Affiliated with East Carolina University, Brody School of Medicine, Department of Family Medicine
Redesigning Diabetes Care in Rural Fee-for-Service Practices

Supported by Finding Answers: Disparities Research for Change, a National Program of the Robert Wood Johnson Foundation with direction and technical assistance provided by University of Chicago

Project Funded May 1, 2008- Two Years Funding

Problem Statement: Disparities

The Issue
Certain racial and ethnic populations—African Americans, Latinos, and American Indians—suffer from worse health and receive lower-quality health care than Caucasians. In 2002 the Institute of Medicine released Unequal Treatment: Confronting Racial and Ethnic Disparities in Health Care, which summarized the results of hundreds of research studies showing lower quality care for minority patients.
Recent research continues to show worse health outcomes for minority populations and lower socioeconomic status groups:

African Americans received poorer quality care than Caucasians for 16 out of 22 (73%) core quality measures.

Hispanics received poorer quality care than Caucasians for 17 out of 22 (77%) core quality measures.

Poor people received worse quality care than those with high income for 12 out of 17 core quality measures.

(reprinted from the Robert Wood Johnson Foundation web site on Disparities)

While the existence of racial and ethnic health care disparities has been firmly established, health care systems have not found a practical blend of strategies and interventions that measurably reduce these differences. Without better knowledge about practical steps to reduce disparities in care, health care organizations are often unable to address these gaps. Furthermore, recent research indicates that most past efforts to close these gaps have either failed or led to limited improvements. We need to move beyond documenting health care disparities to finding solutions that will eliminate them.

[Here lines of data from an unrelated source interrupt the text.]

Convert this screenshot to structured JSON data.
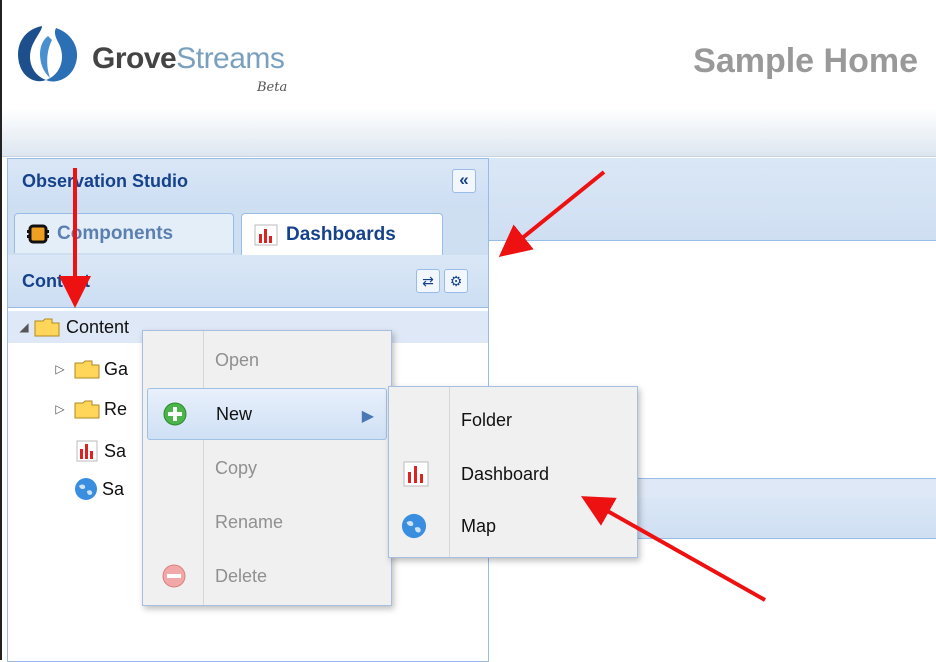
{
  "brand": {
    "name_bold": "Grove",
    "name_light": "Streams",
    "beta": "Beta"
  },
  "page_title": "Sample Home",
  "panel": {
    "title": "Observation Studio",
    "collapse_icon": "double-chevron-left-icon",
    "tabs": [
      {
        "label": "Components",
        "icon": "component-chip-icon"
      },
      {
        "label": "Dashboards",
        "icon": "dashboard-chart-icon"
      }
    ],
    "content_title": "Content",
    "tools": [
      {
        "icon": "refresh-icon"
      },
      {
        "icon": "gear-icon"
      }
    ]
  },
  "tree": [
    {
      "label": "Content",
      "icon": "folder-icon",
      "expanded": true
    },
    {
      "label": "Ga",
      "icon": "folder-icon"
    },
    {
      "label": "Re",
      "icon": "folder-icon"
    },
    {
      "label": "Sa",
      "icon": "dashboard-chart-icon"
    },
    {
      "label": "Sa",
      "icon": "globe-icon"
    }
  ],
  "context_menu": {
    "items": [
      {
        "label": "Open",
        "disabled": true
      },
      {
        "label": "New",
        "icon": "add-icon",
        "has_submenu": true
      },
      {
        "label": "Copy",
        "disabled": true
      },
      {
        "label": "Rename",
        "disabled": true
      },
      {
        "label": "Delete",
        "icon": "delete-icon",
        "disabled": true
      }
    ]
  },
  "submenu": {
    "items": [
      {
        "label": "Folder"
      },
      {
        "label": "Dashboard",
        "icon": "dashboard-chart-icon"
      },
      {
        "label": "Map",
        "icon": "globe-icon"
      }
    ]
  },
  "colors": {
    "annotation_arrow": "#ee1111",
    "panel_title": "#15428b"
  }
}
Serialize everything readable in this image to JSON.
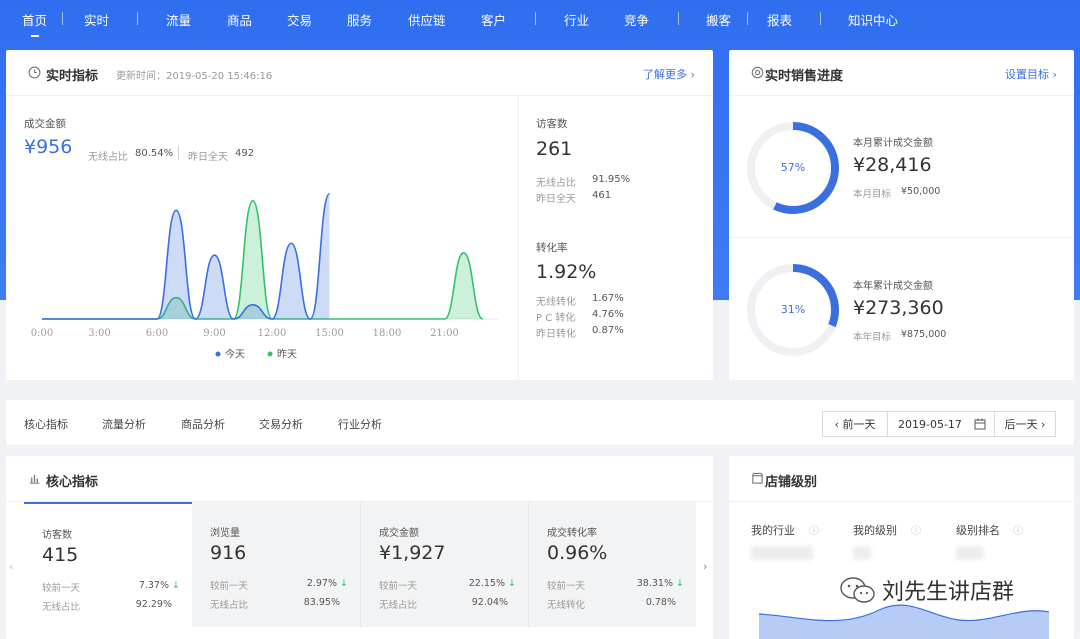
{
  "nav": {
    "items": [
      {
        "label": "首页",
        "active": true
      },
      {
        "label": "实时"
      },
      {
        "label": "流量"
      },
      {
        "label": "商品"
      },
      {
        "label": "交易"
      },
      {
        "label": "服务"
      },
      {
        "label": "供应链"
      },
      {
        "label": "客户"
      },
      {
        "label": "行业"
      },
      {
        "label": "竞争"
      },
      {
        "label": "搬客"
      },
      {
        "label": "报表"
      },
      {
        "label": "知识中心"
      }
    ]
  },
  "realtime": {
    "title": "实时指标",
    "updated_label": "更新时间：2019-05-20 15:46:16",
    "more_link": "了解更多 ›",
    "deal": {
      "label": "成交金额",
      "value": "¥956",
      "wireless_label": "无线占比",
      "wireless_value": "80.54%",
      "yesterday_label": "昨日全天",
      "yesterday_value": "492"
    },
    "visitors": {
      "label": "访客数",
      "value": "261",
      "rows": [
        {
          "label": "无线占比",
          "value": "91.95%"
        },
        {
          "label": "昨日全天",
          "value": "461"
        }
      ]
    },
    "conversion": {
      "label": "转化率",
      "value": "1.92%",
      "rows": [
        {
          "label": "无线转化",
          "value": "1.67%"
        },
        {
          "label": "P C 转化",
          "value": "4.76%"
        },
        {
          "label": "昨日转化",
          "value": "0.87%"
        }
      ]
    }
  },
  "chart_data": {
    "type": "area",
    "x_ticks": [
      "0:00",
      "3:00",
      "6:00",
      "9:00",
      "12:00",
      "15:00",
      "18:00",
      "21:00"
    ],
    "x_range": [
      0,
      24
    ],
    "hours": [
      0,
      1,
      2,
      3,
      4,
      5,
      6,
      7,
      8,
      9,
      10,
      11,
      12,
      13,
      14,
      15,
      16,
      17,
      18,
      19,
      20,
      21,
      22,
      23
    ],
    "series": [
      {
        "name": "今天",
        "color": "#3a6fe0",
        "values": [
          0,
          0,
          0,
          0,
          0,
          0,
          0,
          92,
          0,
          54,
          0,
          12,
          0,
          64,
          0,
          106,
          null,
          null,
          null,
          null,
          null,
          null,
          null,
          null
        ]
      },
      {
        "name": "昨天",
        "color": "#33c26b",
        "values": [
          0,
          0,
          0,
          0,
          0,
          0,
          0,
          18,
          0,
          0,
          0,
          100,
          0,
          0,
          0,
          0,
          0,
          0,
          0,
          0,
          0,
          0,
          56,
          0
        ]
      }
    ]
  },
  "sales": {
    "title": "实时销售进度",
    "set_link": "设置目标 ›",
    "month": {
      "percent": 57,
      "percent_label": "57%",
      "label": "本月累计成交金额",
      "value": "¥28,416",
      "target_label": "本月目标",
      "target_value": "¥50,000"
    },
    "year": {
      "percent": 31,
      "percent_label": "31%",
      "label": "本年累计成交金额",
      "value": "¥273,360",
      "target_label": "本年目标",
      "target_value": "¥875,000"
    }
  },
  "tabs": {
    "items": [
      "核心指标",
      "流量分析",
      "商品分析",
      "交易分析",
      "行业分析"
    ],
    "prev": "‹ 前一天",
    "date": "2019-05-17",
    "next": "后一天 ›"
  },
  "core": {
    "title": "核心指标",
    "metrics": [
      {
        "label": "访客数",
        "value": "415",
        "cmp_label": "较前一天",
        "cmp_value": "7.37%",
        "sub_label": "无线占比",
        "sub_value": "92.29%"
      },
      {
        "label": "浏览量",
        "value": "916",
        "cmp_label": "较前一天",
        "cmp_value": "2.97%",
        "sub_label": "无线占比",
        "sub_value": "83.95%"
      },
      {
        "label": "成交金额",
        "value": "¥1,927",
        "cmp_label": "较前一天",
        "cmp_value": "22.15%",
        "sub_label": "无线占比",
        "sub_value": "92.04%"
      },
      {
        "label": "成交转化率",
        "value": "0.96%",
        "cmp_label": "较前一天",
        "cmp_value": "38.31%",
        "sub_label": "无线转化",
        "sub_value": "0.78%"
      }
    ]
  },
  "store": {
    "title": "店铺级别",
    "cols": [
      "我的行业",
      "我的级别",
      "级别排名"
    ]
  },
  "watermark": "刘先生讲店群",
  "colors": {
    "primary": "#3a6fe0",
    "green": "#33c26b",
    "nav_bg": "#2f6ef0"
  }
}
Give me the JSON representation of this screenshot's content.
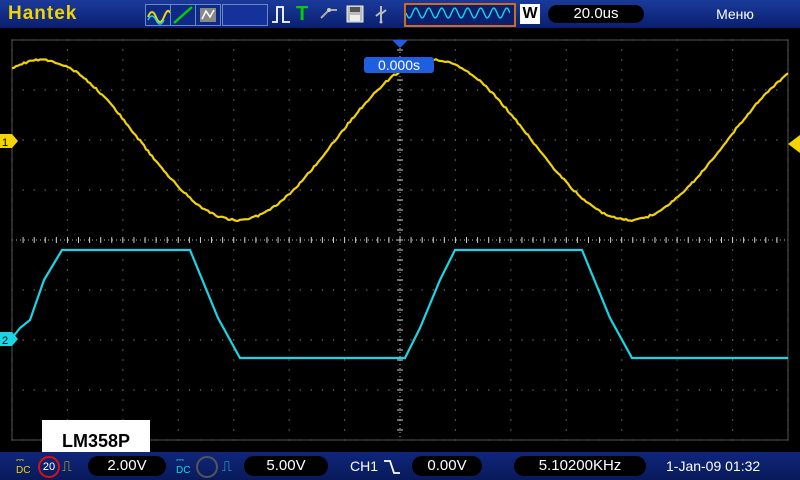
{
  "topbar": {
    "brand": "Hantek",
    "timebase": "20.0us",
    "w_label": "W",
    "menu_label": "Меню",
    "t_label": "T"
  },
  "screen": {
    "trigger_time": "0.000s",
    "annotation": "LM358P",
    "ch1_marker": "1",
    "ch2_marker": "2"
  },
  "bottombar": {
    "ch1_coupling": "DC",
    "ch1_bw": "20",
    "ch1_volts": "2.00V",
    "ch2_coupling": "DC",
    "ch2_volts": "5.00V",
    "trigger_source": "CH1",
    "trigger_level": "0.00V",
    "frequency": "5.10200KHz",
    "datetime": "1-Jan-09 01:32"
  },
  "colors": {
    "ch1": "#f2d400",
    "ch2": "#18d6e6",
    "accent": "#1d5fe0"
  }
}
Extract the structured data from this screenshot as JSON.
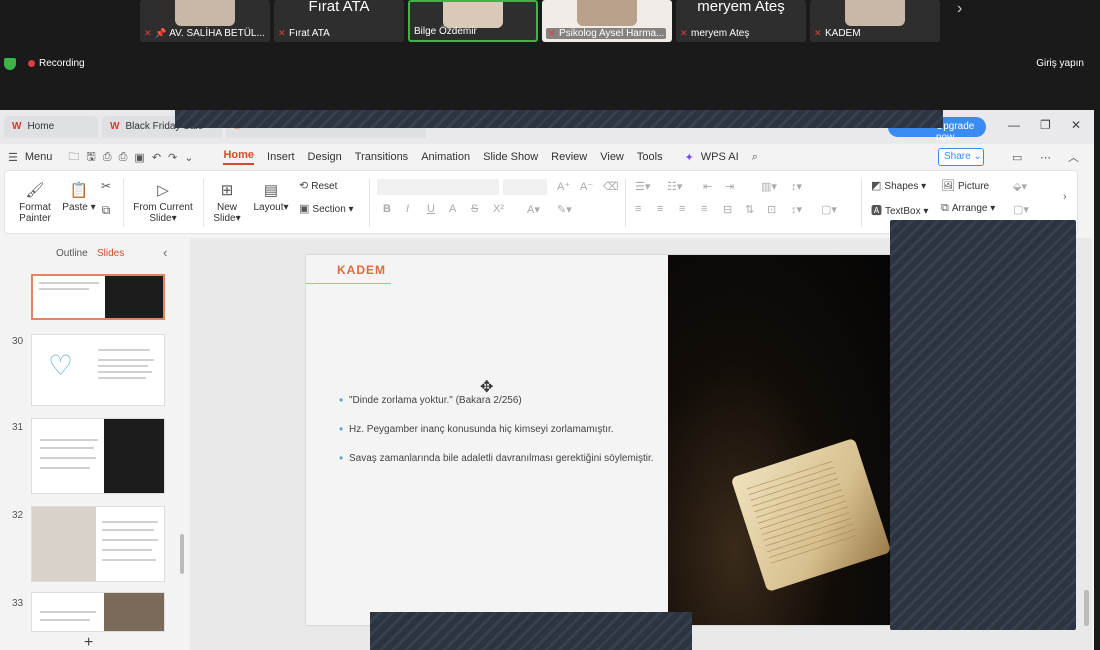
{
  "meeting": {
    "participants": [
      {
        "name": "AV. SALİHA BETÜL...",
        "big_name": "",
        "pinned": true,
        "active": false
      },
      {
        "name": "Fırat ATA",
        "big_name": "Fırat ATA",
        "pinned": false,
        "active": false
      },
      {
        "name": "Bilge Özdemir",
        "big_name": "",
        "pinned": false,
        "active": true
      },
      {
        "name": "Psikolog Aysel Harma...",
        "big_name": "",
        "pinned": false,
        "active": false
      },
      {
        "name": "meryem Ateş",
        "big_name": "meryem Ateş",
        "pinned": false,
        "active": false
      },
      {
        "name": "KADEM",
        "big_name": "",
        "pinned": false,
        "active": false
      }
    ],
    "recording_label": "Recording",
    "signin_label": "Giriş yapın"
  },
  "wps": {
    "tabs": [
      {
        "label": "Home"
      },
      {
        "label": "Black Friday Sale"
      }
    ],
    "upgrade_label": "Upgrade now",
    "menu_label": "Menu",
    "menu_items": [
      "Home",
      "Insert",
      "Design",
      "Transitions",
      "Animation",
      "Slide Show",
      "Review",
      "View",
      "Tools"
    ],
    "wps_ai_label": "WPS AI",
    "share_label": "Share",
    "ribbon": {
      "format_painter": "Format Painter",
      "paste": "Paste",
      "from_current_slide": "From Current Slide",
      "new_slide": "New Slide",
      "layout": "Layout",
      "reset": "Reset",
      "section": "Section",
      "shapes": "Shapes",
      "picture": "Picture",
      "textbox": "TextBox",
      "arrange": "Arrange"
    },
    "panel": {
      "outline_tab": "Outline",
      "slides_tab": "Slides",
      "slide_numbers": [
        "30",
        "31",
        "32",
        "33"
      ]
    },
    "slide": {
      "brand": "KADEM",
      "bullets": [
        "\"Dinde zorlama yoktur.\" (Bakara 2/256)",
        "Hz. Peygamber inanç konusunda hiç kimseyi zorlamamıştır.",
        "Savaş zamanlarında bile adaletli davranılması gerektiğini söylemiştir."
      ]
    }
  },
  "colors": {
    "accent": "#d24c2c",
    "brand": "#d96b45",
    "upgrade": "#3b8cf2",
    "active_speaker": "#3bb54a",
    "recording": "#e23b3b"
  }
}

(reprinted from the Finding Answers: Disparities Research for Change, a National Program of the Robert Wood Johnson Foundation at the University of Chicago)

Disparities in Diabetes Care in Eastern North Carolina

Data from the UKPDS study has clearly shown that improving glycemic and blood pressure control in patients with diabetes can result in significant reductions in both morbidity and mortality (see UKPDS 1998). The American Diabetes Association and other entities have published guidelines for diabetes care based on this and other evidence (see American Diabetes Association, 2007). However, many patients, particularly rural minority patients, do not receive these recommended levels of care, demonstrating the need for redesigning systems of care to minimize long-term morbidity/mortality.

Rural minority patients with Type 2 diabetes mellitus are a vulnerable population. Age adjusted mortality rates for diabetes in the predominantly rural state of North Carolina (NC) are 2.2 times higher for minority males and almost 3 times higher for minority females than their white counterparts. In rural eastern NC (the proposed rural region for this investigation) the adjusted mortality rate from diabetes is 42% higher than the rest of the state. Further, Dansky et al (1998) demonstrated that Medicare beneficiaries with diabetes mellitus in rural communities reported fewer physician office visits than urban patients while others have shown that low income, rural patients with diabetes are more likely to receive care from a primary care physician (our target for intervention) than from a specialist (McCall et al 2004, Woodwell et al 2004).

(reprinted from the grant application of E-Care members to Finding Answers: Disparities Research for Change)

All Rights Reserved.